▶ _What the exercise asks_: Go to the line containing "Give me the" and return it and each line after it exactly, through the end of the data below, and nothing more.

Record extracts START

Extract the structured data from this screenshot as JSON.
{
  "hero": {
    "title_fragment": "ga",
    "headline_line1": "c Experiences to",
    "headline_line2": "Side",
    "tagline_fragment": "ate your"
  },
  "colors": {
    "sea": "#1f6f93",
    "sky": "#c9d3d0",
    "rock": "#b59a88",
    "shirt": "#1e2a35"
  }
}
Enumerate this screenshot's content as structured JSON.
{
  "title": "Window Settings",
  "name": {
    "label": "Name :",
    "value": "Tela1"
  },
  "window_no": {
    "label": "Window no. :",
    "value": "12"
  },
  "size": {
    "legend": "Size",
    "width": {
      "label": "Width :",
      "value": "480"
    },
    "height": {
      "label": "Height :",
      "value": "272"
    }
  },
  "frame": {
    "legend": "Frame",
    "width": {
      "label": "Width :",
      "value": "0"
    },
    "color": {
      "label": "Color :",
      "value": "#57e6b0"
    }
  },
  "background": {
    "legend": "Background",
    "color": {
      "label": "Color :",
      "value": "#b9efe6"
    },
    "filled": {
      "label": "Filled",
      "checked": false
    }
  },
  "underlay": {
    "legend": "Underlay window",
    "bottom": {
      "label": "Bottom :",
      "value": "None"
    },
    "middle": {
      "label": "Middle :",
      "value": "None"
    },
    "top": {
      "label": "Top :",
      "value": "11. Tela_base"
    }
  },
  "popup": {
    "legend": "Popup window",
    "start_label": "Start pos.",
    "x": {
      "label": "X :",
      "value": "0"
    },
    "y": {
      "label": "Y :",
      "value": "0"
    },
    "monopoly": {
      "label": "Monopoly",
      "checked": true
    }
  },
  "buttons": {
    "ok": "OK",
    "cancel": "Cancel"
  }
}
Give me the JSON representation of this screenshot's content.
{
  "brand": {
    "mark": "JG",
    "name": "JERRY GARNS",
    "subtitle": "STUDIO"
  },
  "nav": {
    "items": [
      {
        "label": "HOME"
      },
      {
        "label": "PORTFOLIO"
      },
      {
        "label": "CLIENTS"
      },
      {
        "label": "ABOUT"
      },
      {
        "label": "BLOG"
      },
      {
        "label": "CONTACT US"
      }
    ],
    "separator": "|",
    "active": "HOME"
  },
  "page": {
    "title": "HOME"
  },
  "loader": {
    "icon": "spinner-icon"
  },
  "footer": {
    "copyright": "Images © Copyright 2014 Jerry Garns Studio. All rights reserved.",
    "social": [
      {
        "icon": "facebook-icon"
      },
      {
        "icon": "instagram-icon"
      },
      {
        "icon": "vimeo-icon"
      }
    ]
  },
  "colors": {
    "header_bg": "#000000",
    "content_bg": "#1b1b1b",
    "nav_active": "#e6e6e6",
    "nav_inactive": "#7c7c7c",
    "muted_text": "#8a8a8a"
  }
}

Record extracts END

▶ _Exercise response_:
Give me the JSON representation of this screenshot's content.
{
  "brand": {
    "mark": "JG",
    "name": "JERRY GARNS",
    "subtitle": "STUDIO"
  },
  "nav": {
    "items": [
      {
        "label": "HOME"
      },
      {
        "label": "PORTFOLIO"
      },
      {
        "label": "CLIENTS"
      },
      {
        "label": "ABOUT"
      },
      {
        "label": "BLOG"
      },
      {
        "label": "CONTACT US"
      }
    ],
    "separator": "|",
    "active": "HOME"
  },
  "page": {
    "title": "HOME"
  },
  "loader": {
    "icon": "spinner-icon"
  },
  "footer": {
    "copyright": "Images © Copyright 2014 Jerry Garns Studio. All rights reserved.",
    "social": [
      {
        "icon": "facebook-icon"
      },
      {
        "icon": "instagram-icon"
      },
      {
        "icon": "vimeo-icon"
      }
    ]
  },
  "colors": {
    "header_bg": "#000000",
    "content_bg": "#1b1b1b",
    "nav_active": "#e6e6e6",
    "nav_inactive": "#7c7c7c",
    "muted_text": "#8a8a8a"
  }
}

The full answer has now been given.